Colette Berbesque and co-authors  decided to test the frequent famine assumption by looking at anthropological evidence of famine in a fairly sophisticated way. In particular, they controlled for the effects of habitat richness by only comparing hunter gatherers from warm climates (Effective Temperature > 13C) with agriculturalists, and by using a metric of habitat productivity (a linear combination of Net Primary Productivity and Effective Temperature) as a covariate. From their abstract, they found:
... if we control for habitat quality, hunter–gatherers actually had significantly less—Digging into the details though, we find that this is true for some measures of famine but not others. For instance, on the variables Occurrence, Severity, Persistence, Recurrence, and Contingency of famine warm climate hunter gatherers do better (that is, less famine). In terms of short term or seasonal famine however, there is no difference between warm climate hunter gatherers and agricultural peoples. And that's important, because it is seasonal famine that would lead to the evolution of thrifty genes.
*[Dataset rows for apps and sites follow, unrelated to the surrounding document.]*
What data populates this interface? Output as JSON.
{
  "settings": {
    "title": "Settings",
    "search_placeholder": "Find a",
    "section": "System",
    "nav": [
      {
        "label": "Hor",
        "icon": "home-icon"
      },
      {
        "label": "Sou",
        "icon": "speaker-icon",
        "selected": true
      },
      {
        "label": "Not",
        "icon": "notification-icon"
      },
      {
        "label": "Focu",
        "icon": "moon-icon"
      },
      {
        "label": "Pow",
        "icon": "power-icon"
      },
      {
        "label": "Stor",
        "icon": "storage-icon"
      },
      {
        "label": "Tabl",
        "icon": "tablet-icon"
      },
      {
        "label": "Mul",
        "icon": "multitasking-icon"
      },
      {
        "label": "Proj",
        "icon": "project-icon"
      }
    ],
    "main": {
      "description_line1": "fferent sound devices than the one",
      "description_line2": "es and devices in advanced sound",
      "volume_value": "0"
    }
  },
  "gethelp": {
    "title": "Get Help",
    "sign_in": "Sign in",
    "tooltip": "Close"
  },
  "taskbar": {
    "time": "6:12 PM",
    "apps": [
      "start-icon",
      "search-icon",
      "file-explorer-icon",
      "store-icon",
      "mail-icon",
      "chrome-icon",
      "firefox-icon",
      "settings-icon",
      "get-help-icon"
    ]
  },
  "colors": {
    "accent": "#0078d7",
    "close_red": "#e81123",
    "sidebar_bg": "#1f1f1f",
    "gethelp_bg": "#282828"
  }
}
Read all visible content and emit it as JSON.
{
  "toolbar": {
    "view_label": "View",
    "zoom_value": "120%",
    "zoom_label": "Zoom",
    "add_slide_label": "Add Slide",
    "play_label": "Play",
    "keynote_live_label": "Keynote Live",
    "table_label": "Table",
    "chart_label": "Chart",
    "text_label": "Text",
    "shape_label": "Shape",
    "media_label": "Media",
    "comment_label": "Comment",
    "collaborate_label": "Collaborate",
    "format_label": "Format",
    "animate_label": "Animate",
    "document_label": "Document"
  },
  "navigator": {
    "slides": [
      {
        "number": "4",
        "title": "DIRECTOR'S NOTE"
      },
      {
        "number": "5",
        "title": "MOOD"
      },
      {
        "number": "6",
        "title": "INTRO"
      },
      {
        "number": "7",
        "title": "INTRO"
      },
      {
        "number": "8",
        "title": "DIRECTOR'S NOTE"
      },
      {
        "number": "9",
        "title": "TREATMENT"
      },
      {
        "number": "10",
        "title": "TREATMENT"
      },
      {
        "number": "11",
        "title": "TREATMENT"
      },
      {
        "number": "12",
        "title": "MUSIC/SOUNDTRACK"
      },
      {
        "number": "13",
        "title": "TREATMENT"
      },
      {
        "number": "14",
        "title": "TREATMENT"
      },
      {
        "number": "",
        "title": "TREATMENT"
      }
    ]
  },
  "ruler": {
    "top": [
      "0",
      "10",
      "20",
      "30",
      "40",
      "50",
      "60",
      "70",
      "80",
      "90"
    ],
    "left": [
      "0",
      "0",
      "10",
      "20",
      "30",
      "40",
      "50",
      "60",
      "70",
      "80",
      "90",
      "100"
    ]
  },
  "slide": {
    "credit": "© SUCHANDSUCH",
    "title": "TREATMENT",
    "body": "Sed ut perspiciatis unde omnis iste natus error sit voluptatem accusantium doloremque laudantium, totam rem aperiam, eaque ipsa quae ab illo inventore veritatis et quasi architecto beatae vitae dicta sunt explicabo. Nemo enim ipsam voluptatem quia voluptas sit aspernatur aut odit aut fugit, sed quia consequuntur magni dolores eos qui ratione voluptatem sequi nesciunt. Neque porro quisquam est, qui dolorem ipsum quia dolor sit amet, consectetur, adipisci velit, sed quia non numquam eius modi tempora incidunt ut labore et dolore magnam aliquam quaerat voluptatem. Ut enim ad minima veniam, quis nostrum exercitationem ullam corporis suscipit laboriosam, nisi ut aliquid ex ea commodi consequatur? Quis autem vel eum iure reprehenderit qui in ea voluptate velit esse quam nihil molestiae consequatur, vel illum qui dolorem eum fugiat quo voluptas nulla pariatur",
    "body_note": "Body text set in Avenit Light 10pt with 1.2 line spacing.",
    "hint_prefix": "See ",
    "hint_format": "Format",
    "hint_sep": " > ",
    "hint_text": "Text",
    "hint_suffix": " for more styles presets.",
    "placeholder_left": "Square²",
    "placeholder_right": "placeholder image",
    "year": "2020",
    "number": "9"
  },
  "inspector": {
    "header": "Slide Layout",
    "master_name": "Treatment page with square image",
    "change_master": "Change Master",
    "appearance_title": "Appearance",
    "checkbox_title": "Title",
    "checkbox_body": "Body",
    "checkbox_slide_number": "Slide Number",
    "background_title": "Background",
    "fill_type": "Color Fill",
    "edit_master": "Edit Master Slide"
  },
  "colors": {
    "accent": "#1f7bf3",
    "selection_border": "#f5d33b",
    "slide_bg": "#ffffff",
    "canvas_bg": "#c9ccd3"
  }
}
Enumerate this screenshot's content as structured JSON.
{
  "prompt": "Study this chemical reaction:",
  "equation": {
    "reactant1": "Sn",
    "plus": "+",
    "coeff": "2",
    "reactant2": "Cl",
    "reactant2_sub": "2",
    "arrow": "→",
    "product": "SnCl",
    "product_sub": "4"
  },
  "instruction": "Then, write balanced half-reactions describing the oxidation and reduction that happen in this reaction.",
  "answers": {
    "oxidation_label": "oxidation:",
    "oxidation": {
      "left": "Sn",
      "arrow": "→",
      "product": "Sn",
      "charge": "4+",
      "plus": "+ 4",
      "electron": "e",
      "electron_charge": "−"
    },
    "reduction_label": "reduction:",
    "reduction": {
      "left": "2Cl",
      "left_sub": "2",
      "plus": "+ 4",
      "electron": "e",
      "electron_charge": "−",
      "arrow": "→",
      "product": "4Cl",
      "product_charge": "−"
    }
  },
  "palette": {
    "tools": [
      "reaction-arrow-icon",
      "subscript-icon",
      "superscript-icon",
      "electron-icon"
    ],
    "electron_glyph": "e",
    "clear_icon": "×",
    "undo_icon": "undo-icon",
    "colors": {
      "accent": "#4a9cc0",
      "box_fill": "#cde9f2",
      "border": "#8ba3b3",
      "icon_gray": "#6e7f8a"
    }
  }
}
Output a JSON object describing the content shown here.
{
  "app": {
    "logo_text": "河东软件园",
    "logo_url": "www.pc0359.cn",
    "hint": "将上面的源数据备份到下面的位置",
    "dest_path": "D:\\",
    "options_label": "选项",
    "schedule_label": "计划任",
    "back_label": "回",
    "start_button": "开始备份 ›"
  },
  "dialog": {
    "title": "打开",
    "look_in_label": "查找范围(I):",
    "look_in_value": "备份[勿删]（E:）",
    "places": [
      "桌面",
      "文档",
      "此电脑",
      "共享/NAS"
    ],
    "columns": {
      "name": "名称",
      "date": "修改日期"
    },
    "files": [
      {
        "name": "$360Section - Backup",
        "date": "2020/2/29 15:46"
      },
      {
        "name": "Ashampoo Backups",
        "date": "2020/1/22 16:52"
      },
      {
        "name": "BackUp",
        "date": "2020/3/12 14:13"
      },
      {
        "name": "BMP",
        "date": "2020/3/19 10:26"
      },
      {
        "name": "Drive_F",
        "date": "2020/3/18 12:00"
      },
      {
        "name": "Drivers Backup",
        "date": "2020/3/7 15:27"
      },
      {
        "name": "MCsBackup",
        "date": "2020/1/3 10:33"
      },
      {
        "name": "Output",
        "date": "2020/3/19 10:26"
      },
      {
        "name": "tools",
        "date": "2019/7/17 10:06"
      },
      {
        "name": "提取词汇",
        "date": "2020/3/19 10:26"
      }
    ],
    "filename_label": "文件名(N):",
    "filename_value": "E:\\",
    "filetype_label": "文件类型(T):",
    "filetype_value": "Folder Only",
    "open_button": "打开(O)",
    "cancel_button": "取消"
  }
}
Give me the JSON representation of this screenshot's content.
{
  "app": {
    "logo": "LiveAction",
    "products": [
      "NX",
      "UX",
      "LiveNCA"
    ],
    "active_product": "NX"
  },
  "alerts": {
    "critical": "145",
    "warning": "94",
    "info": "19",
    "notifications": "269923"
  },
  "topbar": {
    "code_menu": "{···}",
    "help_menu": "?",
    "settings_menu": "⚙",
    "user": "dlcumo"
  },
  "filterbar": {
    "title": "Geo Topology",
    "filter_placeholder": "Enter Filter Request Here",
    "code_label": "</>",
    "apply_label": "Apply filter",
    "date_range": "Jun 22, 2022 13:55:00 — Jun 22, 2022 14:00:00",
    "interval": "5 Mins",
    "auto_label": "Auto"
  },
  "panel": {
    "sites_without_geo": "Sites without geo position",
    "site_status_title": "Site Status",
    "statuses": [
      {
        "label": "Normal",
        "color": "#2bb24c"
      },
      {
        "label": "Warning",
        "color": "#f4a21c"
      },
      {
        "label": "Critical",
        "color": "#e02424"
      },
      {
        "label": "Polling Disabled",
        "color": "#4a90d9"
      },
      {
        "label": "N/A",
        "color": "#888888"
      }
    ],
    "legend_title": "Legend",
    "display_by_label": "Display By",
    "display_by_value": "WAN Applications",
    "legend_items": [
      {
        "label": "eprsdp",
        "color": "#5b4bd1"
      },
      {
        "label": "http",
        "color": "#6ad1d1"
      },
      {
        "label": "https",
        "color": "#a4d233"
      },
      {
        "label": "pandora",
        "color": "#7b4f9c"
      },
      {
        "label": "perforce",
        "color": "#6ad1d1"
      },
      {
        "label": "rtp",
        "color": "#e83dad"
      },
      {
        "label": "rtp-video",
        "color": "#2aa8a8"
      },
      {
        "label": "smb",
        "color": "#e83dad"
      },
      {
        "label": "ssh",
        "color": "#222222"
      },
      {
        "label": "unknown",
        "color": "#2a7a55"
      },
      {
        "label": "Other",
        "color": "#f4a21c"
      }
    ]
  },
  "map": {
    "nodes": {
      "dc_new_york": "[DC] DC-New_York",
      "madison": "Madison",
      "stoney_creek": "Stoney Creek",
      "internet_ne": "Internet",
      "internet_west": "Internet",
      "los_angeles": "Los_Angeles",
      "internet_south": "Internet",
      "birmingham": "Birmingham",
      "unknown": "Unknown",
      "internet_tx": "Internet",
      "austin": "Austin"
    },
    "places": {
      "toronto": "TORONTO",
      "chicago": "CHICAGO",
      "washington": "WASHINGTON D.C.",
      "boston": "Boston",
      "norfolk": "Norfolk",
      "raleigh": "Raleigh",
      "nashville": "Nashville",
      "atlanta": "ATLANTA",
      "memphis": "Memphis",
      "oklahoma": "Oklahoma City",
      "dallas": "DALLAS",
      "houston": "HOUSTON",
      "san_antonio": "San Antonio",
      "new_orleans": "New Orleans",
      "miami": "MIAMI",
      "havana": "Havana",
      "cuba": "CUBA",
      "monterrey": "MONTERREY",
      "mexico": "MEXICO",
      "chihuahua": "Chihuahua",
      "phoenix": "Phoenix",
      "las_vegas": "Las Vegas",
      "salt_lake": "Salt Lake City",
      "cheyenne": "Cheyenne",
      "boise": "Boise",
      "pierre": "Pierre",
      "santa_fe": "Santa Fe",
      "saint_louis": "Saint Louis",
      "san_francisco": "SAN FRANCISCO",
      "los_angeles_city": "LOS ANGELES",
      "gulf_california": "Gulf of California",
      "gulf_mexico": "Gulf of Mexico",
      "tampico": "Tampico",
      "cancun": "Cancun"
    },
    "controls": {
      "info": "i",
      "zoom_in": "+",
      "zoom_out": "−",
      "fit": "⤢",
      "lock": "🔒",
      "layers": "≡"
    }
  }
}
And there was plenty of time for such genes to arise in paleolithic people before the advent of agriculture, so the fact that agricultural peoples are no better at avoiding seasonal famine simply means the selection for these genes wouldn't go away after agriculture.
not more—famine than other subsistence modes.
Although Berbesque et al. paint their research as a critique of the "paleo diet" approach, it seems to me that it reinforces a key tenet: paleolithic peoples had it better than their agricultural neighbors. Hunter gatherers do significantly better on "ordinary nutritional conditions and endemic starvation", have no difference in seasonal famine, and less long term and unpredictable famine. Huh.
 J. Colette Berbesque, Frank W. Marlowe, Peter Shaw and Peter Thompson. 2014. Hunter−gatherers have less famine than agriculturalists. Biology Letters 10, 20130853.
*The Pima aren't necessarily a good example, as they were agricultural before becoming "modern western". It is interesting to me that the National Institute of Diabetes and Digestive and Kidney disease article I linked to focuses on the increase in fat in the Pima diet, rather than the exchange of whole grains for refined carbohydrate.